What is the importance of cytology?
Cytology is carried out as the turnaround times are shorter then Histopatholgy for providing an inital diagnosis, also mst of the procedures are less invasive the the surgical procedures.
What stains are provided and the reason why?
Papanicolaou stain (also Papanicolaou's stain and Pap stain) is a multichromatic (multicolored) cytological staining technique. The Papanicolaou stain is one of the most widely used stains in cytology, where it is used to aid pathologists in making a diagnosis. The PAP Stain is for good nuclear detail, this is used to differentiate between cells.
May Grunwald-Giemsa (MGG) staining method is used for morphological inspection and differential counting of blood cells as well as giving Cytoplasmic details. MGG contains alkaline methylene blue (a basic dye), related azures (also basic dyes) and acidic eosin (an acid dye) and Giemsa staining makes effect of azure more prominent staining stains all cellular components.
What is the Process for Handling CSF samples withing and outside of the routine hours?(Mon-Fri 8.30am-5.00pm)
This is not a routine investigation in the majority of patients who are having a lumbar puncture.
The main indication is when there is clinical suspicion that malignant cells are circulating in the cerebrospinal fluid.
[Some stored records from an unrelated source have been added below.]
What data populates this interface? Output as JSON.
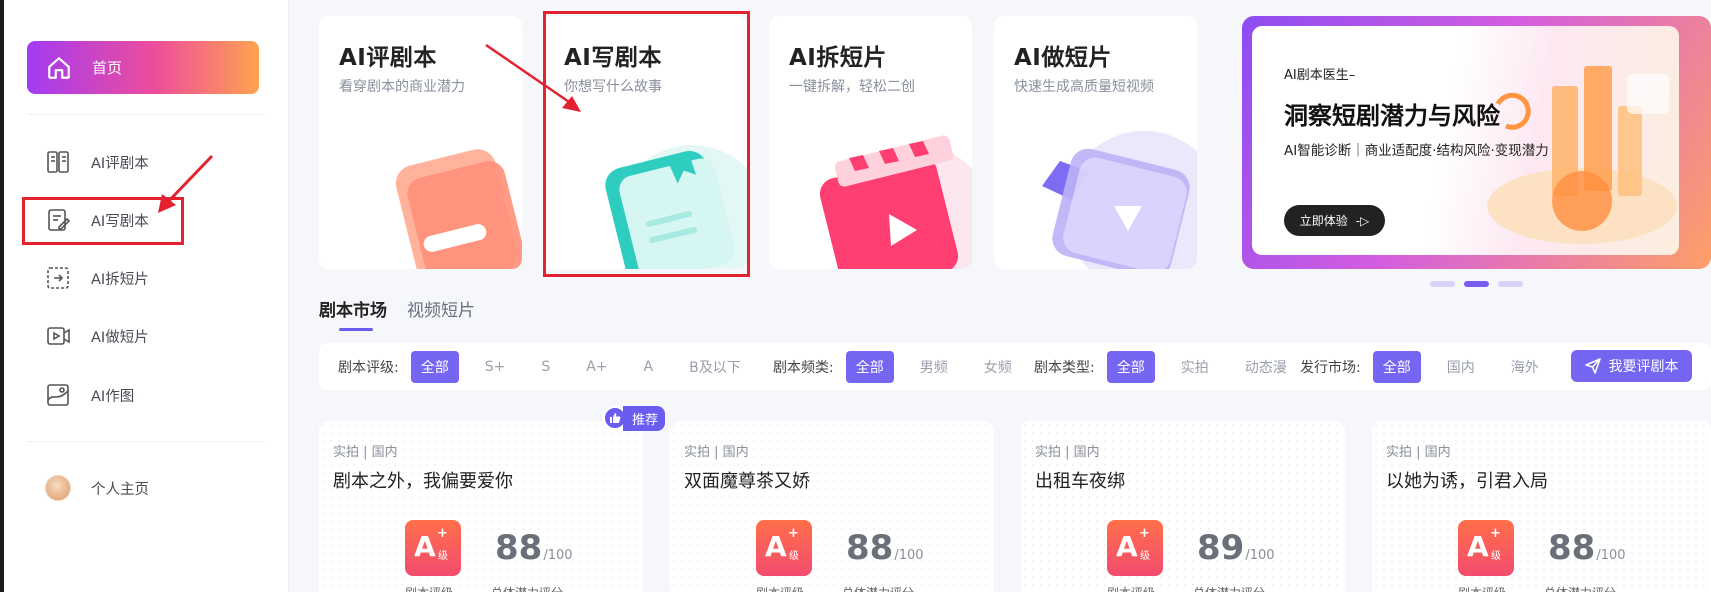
{
  "sidebar": {
    "home": "首页",
    "items": [
      {
        "label": "AI评剧本",
        "icon": "book-review-icon"
      },
      {
        "label": "AI写剧本",
        "icon": "edit-document-icon"
      },
      {
        "label": "AI拆短片",
        "icon": "split-frame-icon"
      },
      {
        "label": "AI做短片",
        "icon": "video-icon"
      },
      {
        "label": "AI作图",
        "icon": "image-edit-icon"
      }
    ],
    "profile": "个人主页"
  },
  "cards": [
    {
      "title": "AI评剧本",
      "subtitle": "看穿剧本的商业潜力"
    },
    {
      "title": "AI写剧本",
      "subtitle": "你想写什么故事"
    },
    {
      "title": "AI拆短片",
      "subtitle": "一键拆解，轻松二创"
    },
    {
      "title": "AI做短片",
      "subtitle": "快速生成高质量短视频"
    }
  ],
  "banner": {
    "kicker": "AI剧本医生–",
    "headline": "洞察短剧潜力与风险",
    "description": "AI智能诊断｜商业适配度·结构风险·变现潜力",
    "cta": "立即体验",
    "cta_arrow": "-▷",
    "slide_count": 3,
    "active_slide": 2
  },
  "tabs": [
    "剧本市场",
    "视频短片"
  ],
  "filters": {
    "rating": {
      "label": "剧本评级:",
      "options": [
        "全部",
        "S+",
        "S",
        "A+",
        "A",
        "B及以下"
      ]
    },
    "channel": {
      "label": "剧本频类:",
      "options": [
        "全部",
        "男频",
        "女频"
      ]
    },
    "type": {
      "label": "剧本类型:",
      "options": [
        "全部",
        "实拍",
        "动态漫"
      ]
    },
    "market": {
      "label": "发行市场:",
      "options": [
        "全部",
        "国内",
        "海外"
      ]
    },
    "evaluate_button": "我要评剧本"
  },
  "recommend_badge": "推荐",
  "scripts": [
    {
      "meta": "实拍 | 国内",
      "name": "剧本之外，我偏要爱你",
      "grade": "A",
      "grade_plus": "+",
      "grade_suffix": "级",
      "score": "88",
      "score_max": "/100",
      "grade_caption": "剧本评级",
      "score_caption": "总体潜力评分"
    },
    {
      "meta": "实拍 | 国内",
      "name": "双面魔尊茶又娇",
      "grade": "A",
      "grade_plus": "+",
      "grade_suffix": "级",
      "score": "88",
      "score_max": "/100",
      "grade_caption": "剧本评级",
      "score_caption": "总体潜力评分"
    },
    {
      "meta": "实拍 | 国内",
      "name": "出租车夜绑",
      "grade": "A",
      "grade_plus": "+",
      "grade_suffix": "级",
      "score": "89",
      "score_max": "/100",
      "grade_caption": "剧本评级",
      "score_caption": "总体潜力评分"
    },
    {
      "meta": "实拍 | 国内",
      "name": "以她为诱，引君入局",
      "grade": "A",
      "grade_plus": "+",
      "grade_suffix": "级",
      "score": "88",
      "score_max": "/100",
      "grade_caption": "剧本评级",
      "score_caption": "总体潜力评分"
    }
  ],
  "colors": {
    "accent": "#7566f2",
    "annotation_red": "#e3222f",
    "grade_gradient_start": "#ff6f4a",
    "grade_gradient_end": "#f24c6e"
  }
}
It is also an investigation that may be used to characterise unusual suspected inflammatory conditions affecting the central nervous system. CSF cytology does not provide a differential or absolute cell count.
Please phone the relevant laboratory (ext 63317) to inform them that a CSF sample is being taken and will require cytology.
A sample of >2ml is optimal for cytology. Samples should be taken directly to the pathology department rather than using routine collection services as cells can deteriorate if the sample is left to stand.
Separate samples should be taken for microbiology, and clinical chemistry.
The laboratory service is available from 09:00 to 17:00 Mon-Friday only (excluding statutory holidays).
CSF cytology samples should be received in the laboratory by 16:00 hours to allow time for processing.
It is not possible to deal with samples arriving after 17:00hrs. In such cases the clinician should discuss a late sample with the Haematology on call service. See Cytology section for more details.